These five key issues are of significant personal importance, in that my role as of Saturday 21 March 2020 is to undertake the Presidency of the IADR Global Oral Health Inequalities Research Network (GOHIRN) and to complement the work of many colleagues such as those in FDI and WHO Oral Health, and those who presented at The Lancet launch in London. This is important in that implementation of the actions will require a concerted effort with strategic actions via appropriate fora where authority, influence and leadership can be brought to bear, and where the sense of injustice represented by neglect of oral health (and indeed general health also) will resonate and gain support.
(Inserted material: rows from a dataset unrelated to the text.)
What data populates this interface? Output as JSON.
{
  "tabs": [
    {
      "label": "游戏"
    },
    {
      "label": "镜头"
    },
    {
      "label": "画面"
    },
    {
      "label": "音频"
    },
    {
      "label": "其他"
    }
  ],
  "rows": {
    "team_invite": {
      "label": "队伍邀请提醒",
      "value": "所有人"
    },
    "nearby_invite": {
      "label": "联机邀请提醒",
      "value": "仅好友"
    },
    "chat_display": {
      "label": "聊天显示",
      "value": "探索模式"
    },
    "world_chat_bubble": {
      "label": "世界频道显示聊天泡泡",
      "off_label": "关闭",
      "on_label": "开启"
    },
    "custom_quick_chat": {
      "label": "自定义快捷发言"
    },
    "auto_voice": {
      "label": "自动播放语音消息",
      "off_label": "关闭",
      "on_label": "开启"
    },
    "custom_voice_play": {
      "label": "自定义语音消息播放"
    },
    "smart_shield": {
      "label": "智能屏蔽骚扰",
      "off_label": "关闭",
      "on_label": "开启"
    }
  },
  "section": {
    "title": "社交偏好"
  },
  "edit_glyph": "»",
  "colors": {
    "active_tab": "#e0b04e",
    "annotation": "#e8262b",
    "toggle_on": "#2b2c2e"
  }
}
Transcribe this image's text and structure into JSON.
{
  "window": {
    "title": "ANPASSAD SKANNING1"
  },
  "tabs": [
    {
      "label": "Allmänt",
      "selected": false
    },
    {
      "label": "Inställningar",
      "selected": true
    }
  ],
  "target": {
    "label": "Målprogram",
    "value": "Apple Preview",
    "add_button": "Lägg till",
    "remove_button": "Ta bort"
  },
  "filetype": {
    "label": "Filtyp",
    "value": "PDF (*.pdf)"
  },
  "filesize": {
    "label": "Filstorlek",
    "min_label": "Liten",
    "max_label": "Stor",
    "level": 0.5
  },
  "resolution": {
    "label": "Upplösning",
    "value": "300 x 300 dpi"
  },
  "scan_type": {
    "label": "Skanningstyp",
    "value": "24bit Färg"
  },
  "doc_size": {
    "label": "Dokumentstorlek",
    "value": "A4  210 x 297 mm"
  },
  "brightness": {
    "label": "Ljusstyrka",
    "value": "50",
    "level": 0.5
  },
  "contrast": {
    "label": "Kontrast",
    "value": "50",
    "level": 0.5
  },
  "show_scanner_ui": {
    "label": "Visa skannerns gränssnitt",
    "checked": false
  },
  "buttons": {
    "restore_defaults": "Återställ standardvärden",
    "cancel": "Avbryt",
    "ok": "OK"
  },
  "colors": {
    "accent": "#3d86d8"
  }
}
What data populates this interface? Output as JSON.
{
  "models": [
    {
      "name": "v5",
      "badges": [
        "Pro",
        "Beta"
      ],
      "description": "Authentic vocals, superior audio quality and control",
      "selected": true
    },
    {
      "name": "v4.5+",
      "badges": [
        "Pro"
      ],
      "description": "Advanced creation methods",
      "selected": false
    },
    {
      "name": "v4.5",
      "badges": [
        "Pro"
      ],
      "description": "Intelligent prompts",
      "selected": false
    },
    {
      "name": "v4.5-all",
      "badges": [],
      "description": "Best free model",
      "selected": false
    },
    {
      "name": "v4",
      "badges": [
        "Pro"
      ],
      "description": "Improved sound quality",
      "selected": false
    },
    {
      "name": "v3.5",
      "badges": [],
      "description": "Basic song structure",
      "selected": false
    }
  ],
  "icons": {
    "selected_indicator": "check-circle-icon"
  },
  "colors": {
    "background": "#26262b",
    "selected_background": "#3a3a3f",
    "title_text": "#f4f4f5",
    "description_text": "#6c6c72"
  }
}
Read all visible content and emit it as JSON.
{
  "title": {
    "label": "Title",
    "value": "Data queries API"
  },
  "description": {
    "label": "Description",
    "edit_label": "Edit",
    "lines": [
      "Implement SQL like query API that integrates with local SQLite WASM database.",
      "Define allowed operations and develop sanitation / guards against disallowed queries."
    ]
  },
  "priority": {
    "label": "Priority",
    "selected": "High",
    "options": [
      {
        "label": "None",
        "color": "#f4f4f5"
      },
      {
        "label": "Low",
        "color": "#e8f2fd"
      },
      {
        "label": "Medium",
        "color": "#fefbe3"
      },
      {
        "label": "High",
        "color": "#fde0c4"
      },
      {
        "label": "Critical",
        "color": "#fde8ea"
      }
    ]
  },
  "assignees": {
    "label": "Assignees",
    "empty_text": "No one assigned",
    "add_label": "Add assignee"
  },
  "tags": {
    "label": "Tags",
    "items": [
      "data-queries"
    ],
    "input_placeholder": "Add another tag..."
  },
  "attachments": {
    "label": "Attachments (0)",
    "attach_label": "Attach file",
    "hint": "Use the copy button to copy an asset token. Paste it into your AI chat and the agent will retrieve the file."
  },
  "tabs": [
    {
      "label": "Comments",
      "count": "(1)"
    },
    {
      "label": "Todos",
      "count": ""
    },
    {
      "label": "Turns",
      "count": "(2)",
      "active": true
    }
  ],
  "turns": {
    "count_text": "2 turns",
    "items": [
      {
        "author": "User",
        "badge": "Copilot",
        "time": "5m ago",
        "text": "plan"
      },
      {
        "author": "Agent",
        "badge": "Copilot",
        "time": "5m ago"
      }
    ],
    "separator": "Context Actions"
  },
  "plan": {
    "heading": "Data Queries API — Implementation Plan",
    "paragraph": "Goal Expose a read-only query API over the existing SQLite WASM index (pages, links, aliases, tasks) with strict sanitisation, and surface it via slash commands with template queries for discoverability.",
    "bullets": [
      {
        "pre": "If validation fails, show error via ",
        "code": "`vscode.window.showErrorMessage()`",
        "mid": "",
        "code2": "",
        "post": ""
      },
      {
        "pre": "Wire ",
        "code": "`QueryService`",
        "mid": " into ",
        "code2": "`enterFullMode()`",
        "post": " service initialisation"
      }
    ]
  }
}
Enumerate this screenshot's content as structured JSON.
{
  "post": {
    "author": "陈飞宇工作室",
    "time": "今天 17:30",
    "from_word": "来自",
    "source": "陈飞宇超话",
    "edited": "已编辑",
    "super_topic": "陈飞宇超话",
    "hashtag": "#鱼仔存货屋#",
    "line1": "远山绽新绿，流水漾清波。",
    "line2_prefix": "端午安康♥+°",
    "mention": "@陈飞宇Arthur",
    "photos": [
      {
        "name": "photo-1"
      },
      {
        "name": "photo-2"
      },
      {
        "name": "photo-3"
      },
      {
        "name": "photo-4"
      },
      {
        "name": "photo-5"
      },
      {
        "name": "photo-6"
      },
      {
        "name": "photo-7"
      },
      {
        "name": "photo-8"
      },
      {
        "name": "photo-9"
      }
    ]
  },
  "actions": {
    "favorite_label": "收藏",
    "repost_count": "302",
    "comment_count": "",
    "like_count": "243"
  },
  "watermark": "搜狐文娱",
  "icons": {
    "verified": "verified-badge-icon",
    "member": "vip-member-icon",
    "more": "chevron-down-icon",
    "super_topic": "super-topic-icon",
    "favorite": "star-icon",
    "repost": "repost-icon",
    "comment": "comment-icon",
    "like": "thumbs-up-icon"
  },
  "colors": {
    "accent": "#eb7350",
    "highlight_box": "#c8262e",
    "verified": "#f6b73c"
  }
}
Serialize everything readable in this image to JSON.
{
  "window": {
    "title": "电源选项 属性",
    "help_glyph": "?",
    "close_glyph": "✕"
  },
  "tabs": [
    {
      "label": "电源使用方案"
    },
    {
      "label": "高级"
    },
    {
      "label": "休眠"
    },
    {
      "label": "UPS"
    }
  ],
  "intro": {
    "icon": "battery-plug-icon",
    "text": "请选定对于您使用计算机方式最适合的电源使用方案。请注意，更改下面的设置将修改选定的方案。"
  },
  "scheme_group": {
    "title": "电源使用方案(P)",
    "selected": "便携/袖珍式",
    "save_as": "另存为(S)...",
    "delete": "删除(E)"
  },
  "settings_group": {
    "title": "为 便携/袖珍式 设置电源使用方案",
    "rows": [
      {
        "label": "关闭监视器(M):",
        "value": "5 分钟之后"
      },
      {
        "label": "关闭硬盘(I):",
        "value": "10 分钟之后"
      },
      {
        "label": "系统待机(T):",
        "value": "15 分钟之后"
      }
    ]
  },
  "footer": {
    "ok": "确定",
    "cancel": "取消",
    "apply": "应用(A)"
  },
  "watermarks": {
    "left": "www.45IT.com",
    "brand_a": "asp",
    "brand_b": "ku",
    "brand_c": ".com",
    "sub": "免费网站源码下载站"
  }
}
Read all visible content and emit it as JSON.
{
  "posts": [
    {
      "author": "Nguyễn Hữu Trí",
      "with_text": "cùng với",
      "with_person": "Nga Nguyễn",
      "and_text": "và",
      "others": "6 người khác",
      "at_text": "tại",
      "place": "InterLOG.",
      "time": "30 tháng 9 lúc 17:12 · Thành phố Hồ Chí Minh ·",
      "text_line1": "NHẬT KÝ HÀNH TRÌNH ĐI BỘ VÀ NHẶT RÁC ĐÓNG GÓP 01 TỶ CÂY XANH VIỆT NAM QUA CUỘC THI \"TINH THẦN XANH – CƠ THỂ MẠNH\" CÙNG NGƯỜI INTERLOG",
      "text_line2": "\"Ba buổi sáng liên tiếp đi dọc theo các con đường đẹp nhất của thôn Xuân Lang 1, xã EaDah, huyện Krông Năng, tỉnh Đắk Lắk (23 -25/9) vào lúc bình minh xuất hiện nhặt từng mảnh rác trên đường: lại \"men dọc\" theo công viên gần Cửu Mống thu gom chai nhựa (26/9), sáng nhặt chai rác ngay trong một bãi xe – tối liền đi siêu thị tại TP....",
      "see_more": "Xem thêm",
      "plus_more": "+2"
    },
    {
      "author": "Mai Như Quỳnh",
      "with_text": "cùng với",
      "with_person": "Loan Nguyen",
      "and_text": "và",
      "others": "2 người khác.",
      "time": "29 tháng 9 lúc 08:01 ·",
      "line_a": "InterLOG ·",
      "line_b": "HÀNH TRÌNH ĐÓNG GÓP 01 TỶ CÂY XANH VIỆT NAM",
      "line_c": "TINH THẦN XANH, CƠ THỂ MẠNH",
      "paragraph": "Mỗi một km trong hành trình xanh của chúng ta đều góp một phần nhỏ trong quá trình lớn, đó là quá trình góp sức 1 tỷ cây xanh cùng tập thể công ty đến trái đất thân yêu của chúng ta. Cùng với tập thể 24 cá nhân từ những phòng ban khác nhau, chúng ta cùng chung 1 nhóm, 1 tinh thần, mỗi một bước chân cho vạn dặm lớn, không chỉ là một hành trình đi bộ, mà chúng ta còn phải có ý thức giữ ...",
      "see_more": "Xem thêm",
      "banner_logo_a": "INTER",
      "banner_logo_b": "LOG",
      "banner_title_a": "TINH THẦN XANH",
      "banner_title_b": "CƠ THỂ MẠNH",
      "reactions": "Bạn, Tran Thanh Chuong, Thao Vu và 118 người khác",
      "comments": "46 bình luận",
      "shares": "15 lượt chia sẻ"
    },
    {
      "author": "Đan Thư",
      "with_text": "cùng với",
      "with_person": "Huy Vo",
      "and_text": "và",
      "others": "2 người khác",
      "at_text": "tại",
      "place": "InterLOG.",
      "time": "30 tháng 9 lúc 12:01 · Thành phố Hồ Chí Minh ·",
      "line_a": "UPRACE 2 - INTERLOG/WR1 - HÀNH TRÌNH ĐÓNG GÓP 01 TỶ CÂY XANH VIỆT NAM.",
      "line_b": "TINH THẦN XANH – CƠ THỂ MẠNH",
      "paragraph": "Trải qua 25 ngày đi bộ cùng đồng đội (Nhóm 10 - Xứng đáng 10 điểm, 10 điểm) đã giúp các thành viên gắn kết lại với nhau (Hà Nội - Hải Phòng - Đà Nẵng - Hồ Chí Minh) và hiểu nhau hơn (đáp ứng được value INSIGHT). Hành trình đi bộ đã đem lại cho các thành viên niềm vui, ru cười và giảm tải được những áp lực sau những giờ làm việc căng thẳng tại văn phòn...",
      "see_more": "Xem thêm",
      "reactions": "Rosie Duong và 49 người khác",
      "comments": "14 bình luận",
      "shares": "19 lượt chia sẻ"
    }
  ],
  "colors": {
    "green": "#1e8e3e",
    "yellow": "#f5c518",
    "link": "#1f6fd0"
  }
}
We need a collective will and absolute unity within our three global bodies in dentistry FDI, WHO and IADR, whose strengths are complementary and synergistic and whose influence can be expressed via the NCDA. Achieving these actions will also require belief and internal motivation, with attitudinal and behavioural change; difficult to achieve and elusive in the past, but I believe possible with the help of tools now available in healthcare, a powerful example of which is health coaching.